* What to do *
All that is needed is the listing, given back exactly.

╭──

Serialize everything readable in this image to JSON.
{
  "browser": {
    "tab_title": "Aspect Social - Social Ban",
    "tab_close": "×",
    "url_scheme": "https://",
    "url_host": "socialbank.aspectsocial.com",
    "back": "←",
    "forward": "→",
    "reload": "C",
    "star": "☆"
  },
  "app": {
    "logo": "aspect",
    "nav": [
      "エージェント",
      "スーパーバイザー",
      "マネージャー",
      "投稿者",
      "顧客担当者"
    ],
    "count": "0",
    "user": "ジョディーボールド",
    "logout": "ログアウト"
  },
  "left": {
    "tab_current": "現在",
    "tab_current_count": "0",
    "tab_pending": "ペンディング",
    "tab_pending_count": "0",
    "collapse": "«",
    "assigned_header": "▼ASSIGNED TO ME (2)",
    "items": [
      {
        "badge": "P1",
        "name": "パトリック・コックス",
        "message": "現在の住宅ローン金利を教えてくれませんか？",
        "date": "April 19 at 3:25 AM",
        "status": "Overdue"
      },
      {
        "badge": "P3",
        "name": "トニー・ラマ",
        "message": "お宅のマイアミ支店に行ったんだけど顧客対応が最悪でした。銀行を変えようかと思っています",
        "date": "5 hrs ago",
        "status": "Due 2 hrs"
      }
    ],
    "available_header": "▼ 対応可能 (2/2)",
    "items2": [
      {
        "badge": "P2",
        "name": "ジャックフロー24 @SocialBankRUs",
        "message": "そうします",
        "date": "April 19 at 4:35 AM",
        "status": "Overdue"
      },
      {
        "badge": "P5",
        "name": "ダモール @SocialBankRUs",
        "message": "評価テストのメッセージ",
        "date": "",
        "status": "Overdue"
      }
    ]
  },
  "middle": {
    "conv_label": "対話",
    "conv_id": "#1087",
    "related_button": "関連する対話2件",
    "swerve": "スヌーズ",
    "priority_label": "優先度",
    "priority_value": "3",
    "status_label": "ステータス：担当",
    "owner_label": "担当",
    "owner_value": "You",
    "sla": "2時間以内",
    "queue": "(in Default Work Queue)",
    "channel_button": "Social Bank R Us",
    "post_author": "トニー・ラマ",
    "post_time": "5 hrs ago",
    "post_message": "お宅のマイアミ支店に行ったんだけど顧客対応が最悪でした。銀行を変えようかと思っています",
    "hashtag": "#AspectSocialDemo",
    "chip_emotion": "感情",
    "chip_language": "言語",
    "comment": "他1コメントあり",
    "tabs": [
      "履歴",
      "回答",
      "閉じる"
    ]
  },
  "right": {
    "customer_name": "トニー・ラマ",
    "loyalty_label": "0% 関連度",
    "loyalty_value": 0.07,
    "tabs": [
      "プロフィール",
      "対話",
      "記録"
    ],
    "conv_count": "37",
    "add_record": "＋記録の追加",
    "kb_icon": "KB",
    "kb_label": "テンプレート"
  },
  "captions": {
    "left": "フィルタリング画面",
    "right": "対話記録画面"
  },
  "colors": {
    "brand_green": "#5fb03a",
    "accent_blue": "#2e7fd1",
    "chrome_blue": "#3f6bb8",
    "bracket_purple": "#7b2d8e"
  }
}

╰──

* Task answer *
Serialize everything readable in this image to JSON.
{
  "browser": {
    "tab_title": "Aspect Social - Social Ban",
    "tab_close": "×",
    "url_scheme": "https://",
    "url_host": "socialbank.aspectsocial.com",
    "back": "←",
    "forward": "→",
    "reload": "C",
    "star": "☆"
  },
  "app": {
    "logo": "aspect",
    "nav": [
      "エージェント",
      "スーパーバイザー",
      "マネージャー",
      "投稿者",
      "顧客担当者"
    ],
    "count": "0",
    "user": "ジョディーボールド",
    "logout": "ログアウト"
  },
  "left": {
    "tab_current": "現在",
    "tab_current_count": "0",
    "tab_pending": "ペンディング",
    "tab_pending_count": "0",
    "collapse": "«",
    "assigned_header": "▼ASSIGNED TO ME (2)",
    "items": [
      {
        "badge": "P1",
        "name": "パトリック・コックス",
        "message": "現在の住宅ローン金利を教えてくれませんか？",
        "date": "April 19 at 3:25 AM",
        "status": "Overdue"
      },
      {
        "badge": "P3",
        "name": "トニー・ラマ",
        "message": "お宅のマイアミ支店に行ったんだけど顧客対応が最悪でした。銀行を変えようかと思っています",
        "date": "5 hrs ago",
        "status": "Due 2 hrs"
      }
    ],
    "available_header": "▼ 対応可能 (2/2)",
    "items2": [
      {
        "badge": "P2",
        "name": "ジャックフロー24 @SocialBankRUs",
        "message": "そうします",
        "date": "April 19 at 4:35 AM",
        "status": "Overdue"
      },
      {
        "badge": "P5",
        "name": "ダモール @SocialBankRUs",
        "message": "評価テストのメッセージ",
        "date": "",
        "status": "Overdue"
      }
    ]
  },
  "middle": {
    "conv_label": "対話",
    "conv_id": "#1087",
    "related_button": "関連する対話2件",
    "swerve": "スヌーズ",
    "priority_label": "優先度",
    "priority_value": "3",
    "status_label": "ステータス：担当",
    "owner_label": "担当",
    "owner_value": "You",
    "sla": "2時間以内",
    "queue": "(in Default Work Queue)",
    "channel_button": "Social Bank R Us",
    "post_author": "トニー・ラマ",
    "post_time": "5 hrs ago",
    "post_message": "お宅のマイアミ支店に行ったんだけど顧客対応が最悪でした。銀行を変えようかと思っています",
    "hashtag": "#AspectSocialDemo",
    "chip_emotion": "感情",
    "chip_language": "言語",
    "comment": "他1コメントあり",
    "tabs": [
      "履歴",
      "回答",
      "閉じる"
    ]
  },
  "right": {
    "customer_name": "トニー・ラマ",
    "loyalty_label": "0% 関連度",
    "loyalty_value": 0.07,
    "tabs": [
      "プロフィール",
      "対話",
      "記録"
    ],
    "conv_count": "37",
    "add_record": "＋記録の追加",
    "kb_icon": "KB",
    "kb_label": "テンプレート"
  },
  "captions": {
    "left": "フィルタリング画面",
    "right": "対話記録画面"
  },
  "colors": {
    "brand_green": "#5fb03a",
    "accent_blue": "#2e7fd1",
    "chrome_blue": "#3f6bb8",
    "bracket_purple": "#7b2d8e"
  }
}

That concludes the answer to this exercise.